** Opening SOURCE DATA block **

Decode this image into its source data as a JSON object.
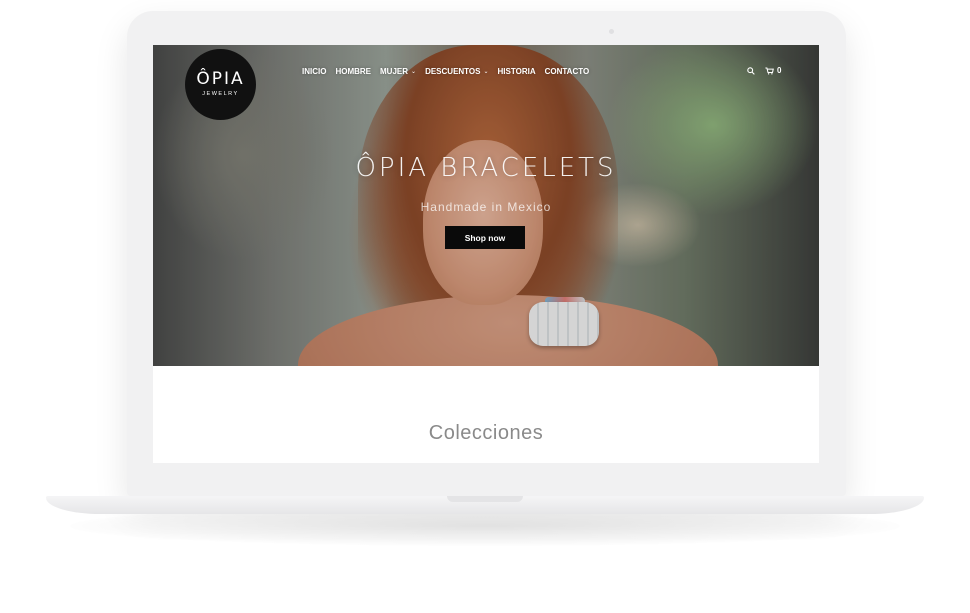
{
  "brand": {
    "logo_text": "ÔPIA",
    "logo_subtext": "JEWELRY"
  },
  "nav": {
    "items": [
      {
        "label": "INICIO",
        "has_dropdown": false
      },
      {
        "label": "HOMBRE",
        "has_dropdown": false
      },
      {
        "label": "MUJER",
        "has_dropdown": true
      },
      {
        "label": "DESCUENTOS",
        "has_dropdown": true
      },
      {
        "label": "HISTORIA",
        "has_dropdown": false
      },
      {
        "label": "CONTACTO",
        "has_dropdown": false
      }
    ],
    "cart_count": "0",
    "search_icon": "search-icon",
    "cart_icon": "cart-icon"
  },
  "hero": {
    "title": "ÔPIA BRACELETS",
    "subtitle": "Handmade in Mexico",
    "cta_label": "Shop now"
  },
  "collections": {
    "title": "Colecciones"
  },
  "colors": {
    "logo_bg": "#111111",
    "cta_bg": "#0a0a0a",
    "section_title": "#8a8a8a",
    "laptop_frame": "#f1f1f2"
  }
}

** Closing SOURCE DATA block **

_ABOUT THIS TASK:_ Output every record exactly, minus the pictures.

_ANSWER BOX:_
Decode this image into its source data as a JSON object.
{
  "brand": {
    "logo_text": "ÔPIA",
    "logo_subtext": "JEWELRY"
  },
  "nav": {
    "items": [
      {
        "label": "INICIO",
        "has_dropdown": false
      },
      {
        "label": "HOMBRE",
        "has_dropdown": false
      },
      {
        "label": "MUJER",
        "has_dropdown": true
      },
      {
        "label": "DESCUENTOS",
        "has_dropdown": true
      },
      {
        "label": "HISTORIA",
        "has_dropdown": false
      },
      {
        "label": "CONTACTO",
        "has_dropdown": false
      }
    ],
    "cart_count": "0",
    "search_icon": "search-icon",
    "cart_icon": "cart-icon"
  },
  "hero": {
    "title": "ÔPIA BRACELETS",
    "subtitle": "Handmade in Mexico",
    "cta_label": "Shop now"
  },
  "collections": {
    "title": "Colecciones"
  },
  "colors": {
    "logo_bg": "#111111",
    "cta_bg": "#0a0a0a",
    "section_title": "#8a8a8a",
    "laptop_frame": "#f1f1f2"
  }
}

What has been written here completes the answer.